Print Making Revolution: Mexican Prints and the Taller de Gráfica Popular
November 7, 2013 – January 12, 2014
In Mexico City, during the political and social unrest of the post-Mexican Revolution, the art of the print had an undeniable impact on the everyday lives of the struggling people’s history and culture. This exhibition will introduce the Central New York community to the important artists and artwork produced at the Taller de Gráfica Popular (The People’s Graphic Workshop), or TGP. Founded by Leopoldo Méndez, Luis Arenal and American born Pablo O’Higgins, this influential workshop advanced a variety of revolutionary ideals and causes, including the formation of organized labor, the fight for civil rights, and an active campaign against fascism.
The exhibition is organized into four subjects. The first acts as precursor to the TGP, highlighting the prints of artists that helped to define the Mexican print landscape early in the 20th century. These figures include Jean Charlot, José Gaudalupe Posada, and the “Big Three”: Diego Rivera, José Clemente Orozco and David Siqueiros. The exhibition transitions into the artists of the TGP, with emphasis on the work on Leopoldo Méndez, but also includes Ángel Bracho, Isidoro Ocampo, and Alfredo Zalce, among others.
Estampas de la Revolución
The third part of the exhibition focuses on the linocut portfolio Estampas de la Revolución Mexicana, a vividly illustrated narration of the Mexican Revolution, published by the workshop in 1947. Finally, the exhibition highlights the gringos– Americans working at the TGP during the early and influential days of the prolific workshop, including Charles White, John Woodrow Wilson and Elizabeth Catlett.
The impact of the TGP reached well beyond the conventional boundaries of art making, affecting political and social movements in Mexico and the United States. Collaborating institutions include the Library of Congress, the Philadelphia Museum of Art, the Herbert F. Johnson Museum of Art, the Blanton Museum of Art, and the University of New Mexico Art Museum.
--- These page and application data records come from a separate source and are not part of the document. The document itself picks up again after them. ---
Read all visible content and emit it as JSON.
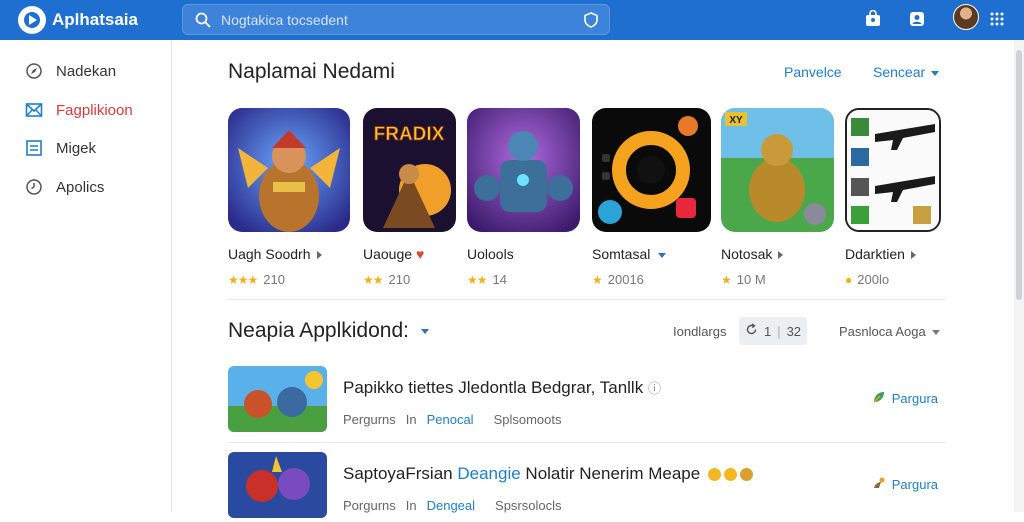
{
  "header": {
    "app_title": "Aplhatsaia",
    "search_placeholder": "Nogtakica tocsedent",
    "icons": [
      "search-icon",
      "shield-icon",
      "bag-icon",
      "user-icon",
      "grid-icon"
    ],
    "brand_color": "#1f6fd1"
  },
  "sidebar": {
    "items": [
      {
        "label": "Nadekan",
        "icon": "compass-icon",
        "active": false
      },
      {
        "label": "Fagplikioon",
        "icon": "mail-icon",
        "active": true
      },
      {
        "label": "Migek",
        "icon": "document-icon",
        "active": false
      },
      {
        "label": "Apolics",
        "icon": "clock-icon",
        "active": false
      }
    ],
    "active_color": "#d83a3a"
  },
  "featured": {
    "title": "Naplamai Nedami",
    "see_all_label": "Panvelce",
    "sort_label": "Sencear",
    "cards": [
      {
        "name": "Uagh Soodrh",
        "rating": "210",
        "thumb": "hero-warrior-art"
      },
      {
        "name": "Uaouge",
        "rating": "210",
        "thumb": "fradix-game-art",
        "art_text": "FRADIX"
      },
      {
        "name": "Uolools",
        "rating": "14",
        "thumb": "armored-robot-art"
      },
      {
        "name": "Somtasal",
        "rating": "20016",
        "thumb": "ring-app-art"
      },
      {
        "name": "Notosak",
        "rating": "10 M",
        "thumb": "golden-knight-art",
        "art_text": "XY"
      },
      {
        "name": "Ddarktien",
        "rating": "200lo",
        "thumb": "weapons-grid-art"
      }
    ]
  },
  "list_section": {
    "title": "Neapia Applkidond:",
    "count_label": "Iondlargs",
    "sort_pill": {
      "value": "1",
      "suffix": "32"
    },
    "filter_label": "Pasnloca Aoga",
    "rows": [
      {
        "title": "Papikko tiettes Jledontla Bedgrar, Tanllk",
        "title_highlight": "",
        "title_suffix": "",
        "meta": [
          "Pergurns",
          "In",
          "Penocal",
          "Splsomoots"
        ],
        "action": "Pargura"
      },
      {
        "title": "SaptoyaFrsian",
        "title_highlight": "Deangie",
        "title_suffix": "Nolatir Nenerim Meape",
        "meta": [
          "Porgurns",
          "In",
          "Dengeal",
          "Spsrsolocls"
        ],
        "action": "Pargura"
      }
    ]
  }
}
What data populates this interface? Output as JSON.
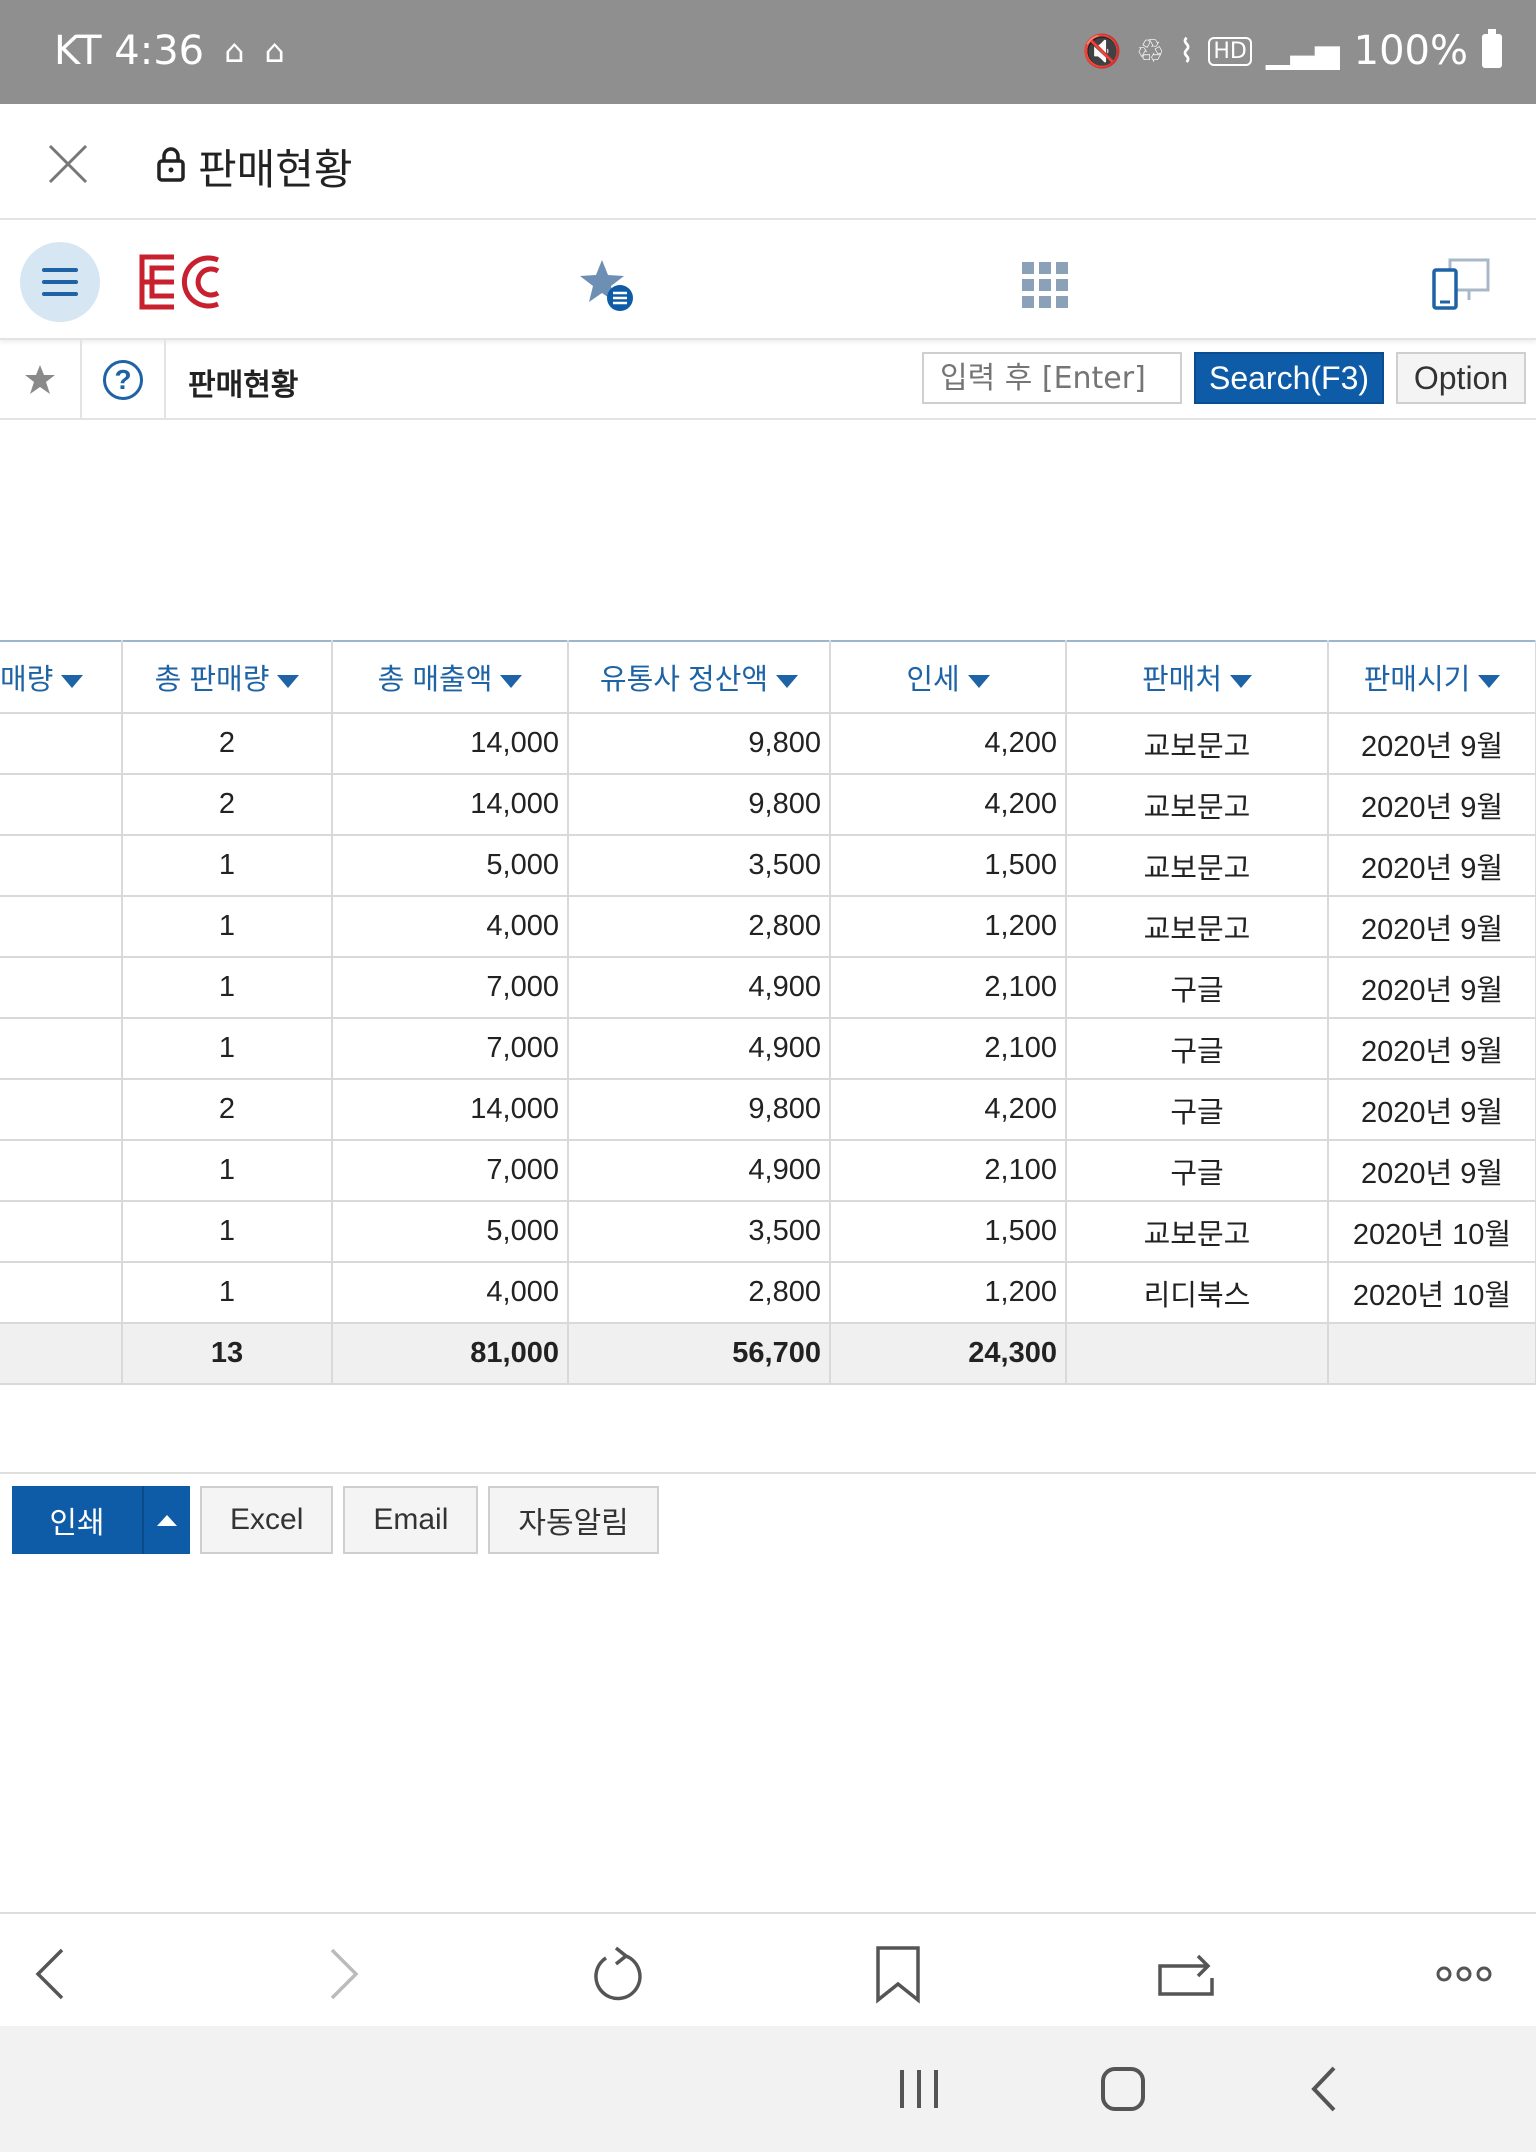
{
  "status_bar": {
    "carrier_time": "KT 4:36",
    "battery": "100%",
    "network": "HD"
  },
  "title_bar": {
    "title": "판매현황"
  },
  "app_bar": {
    "logo": "EC",
    "icons": [
      "menu-icon",
      "favorites-icon",
      "apps-grid-icon",
      "device-switch-icon"
    ]
  },
  "search_bar": {
    "title": "판매현황",
    "input_placeholder": "입력 후 [Enter]",
    "search_label": "Search(F3)",
    "option_label": "Option"
  },
  "table": {
    "headers": [
      "매량",
      "총 판매량",
      "총 매출액",
      "유통사 정산액",
      "인세",
      "판매처",
      "판매시기"
    ],
    "rows": [
      [
        "",
        "2",
        "14,000",
        "9,800",
        "4,200",
        "교보문고",
        "2020년 9월"
      ],
      [
        "",
        "2",
        "14,000",
        "9,800",
        "4,200",
        "교보문고",
        "2020년 9월"
      ],
      [
        "",
        "1",
        "5,000",
        "3,500",
        "1,500",
        "교보문고",
        "2020년 9월"
      ],
      [
        "",
        "1",
        "4,000",
        "2,800",
        "1,200",
        "교보문고",
        "2020년 9월"
      ],
      [
        "",
        "1",
        "7,000",
        "4,900",
        "2,100",
        "구글",
        "2020년 9월"
      ],
      [
        "",
        "1",
        "7,000",
        "4,900",
        "2,100",
        "구글",
        "2020년 9월"
      ],
      [
        "",
        "2",
        "14,000",
        "9,800",
        "4,200",
        "구글",
        "2020년 9월"
      ],
      [
        "",
        "1",
        "7,000",
        "4,900",
        "2,100",
        "구글",
        "2020년 9월"
      ],
      [
        "",
        "1",
        "5,000",
        "3,500",
        "1,500",
        "교보문고",
        "2020년 10월"
      ],
      [
        "",
        "1",
        "4,000",
        "2,800",
        "1,200",
        "리디북스",
        "2020년 10월"
      ]
    ],
    "totals": [
      "",
      "13",
      "81,000",
      "56,700",
      "24,300",
      "",
      ""
    ]
  },
  "actions": {
    "print_label": "인쇄",
    "excel_label": "Excel",
    "email_label": "Email",
    "auto_alert_label": "자동알림"
  },
  "colors": {
    "accent": "#0e5ba7",
    "header_text": "#1e63a5",
    "logo_red": "#c8202f",
    "status_bar": "#8f8f8f"
  }
}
This exhibition is funded in part through a grant from The IFPDA Foundation.